At trial the district court ruled against Star Scientific, holding that its asserted patents were unenforceable for inequitable conduct. Additionally, the court granted summary judgment that the patents were invalid for indefiniteness and that the patents were not entitled to the priority date of the provisional application. On appeal, the Federal Circuit reversed the findings of unenforceability and invalidity without reviewing the priority date determination.
On remand, the district court entered a verdict, which was again based on the later, non-provisional priority date, finding non-infringement, anticipation, obviousness, failure to disclose best mode and indefiniteness.
On appeal for the second time, the Federal Circuit disagreed with the district court, which had held that the provisional application did not support the patents’ disclosed air flow rate of 25,000 cubic feet per minute (CFM), as the provisional application disclosed a minimum airflow rate at about 28,000 CFM. The Federal Circuit stated that the “district court’s reliance on specifically disclosed air flow rates improperly narrowed the scope of the provisional application based on an added example.” Moreover, one of ordinary skill would know that minimum air flow “may vary” and “that the conditions in a curing barn could demand an air flow of 25,000 CFM.”
With the earlier priority date established, the Federal Circuit held that there was no best mode violation, given the parties’ agreement that the best mode was developed after the provisional application was filed. The Court also held that the patents were not anticipated or rendered obvious in light of the fact that the earlier priority date knocked out intervening art relied upon by the lower court.
Additionally, the Federal Circuit held that the patents were not indefinite. The Court stated that only claims which are “not amenable to construction or insolubly ambiguous” are indefinite. Moreover, the Court confirmed that “ [a]bsolute clarity is not required to find a claim term definite.” The Court held that a person of skill in the art would not find the term “controlled environment” indefinite, but would rather understand how to control the multiple factors necessary to practice the inventions.
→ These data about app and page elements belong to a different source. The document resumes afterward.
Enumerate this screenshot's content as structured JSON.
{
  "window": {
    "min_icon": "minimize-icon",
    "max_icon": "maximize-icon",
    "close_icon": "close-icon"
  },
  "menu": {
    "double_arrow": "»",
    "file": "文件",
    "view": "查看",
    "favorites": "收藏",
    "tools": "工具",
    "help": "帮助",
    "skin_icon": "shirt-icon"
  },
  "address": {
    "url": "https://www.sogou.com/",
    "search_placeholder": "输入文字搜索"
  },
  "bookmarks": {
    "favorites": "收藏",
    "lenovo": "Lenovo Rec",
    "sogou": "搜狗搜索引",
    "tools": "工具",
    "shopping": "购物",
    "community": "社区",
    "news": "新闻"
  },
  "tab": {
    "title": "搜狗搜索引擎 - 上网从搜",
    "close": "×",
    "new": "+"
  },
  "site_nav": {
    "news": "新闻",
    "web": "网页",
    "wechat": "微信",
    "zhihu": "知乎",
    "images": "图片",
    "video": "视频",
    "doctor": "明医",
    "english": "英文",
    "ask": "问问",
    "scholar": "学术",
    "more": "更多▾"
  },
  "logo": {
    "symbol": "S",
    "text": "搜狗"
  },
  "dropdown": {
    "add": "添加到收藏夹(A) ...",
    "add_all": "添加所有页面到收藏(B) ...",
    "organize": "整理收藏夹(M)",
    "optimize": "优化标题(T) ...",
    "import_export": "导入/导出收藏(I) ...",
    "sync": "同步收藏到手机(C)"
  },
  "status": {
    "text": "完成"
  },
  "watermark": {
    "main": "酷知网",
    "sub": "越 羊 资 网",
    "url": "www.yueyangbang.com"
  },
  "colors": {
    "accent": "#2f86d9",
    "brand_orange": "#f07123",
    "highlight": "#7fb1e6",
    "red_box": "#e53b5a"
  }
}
Finally, the Federal Circuit affirmed non-infringement, finding that the jury was entitled to discredit Star Scientific’s expert witness.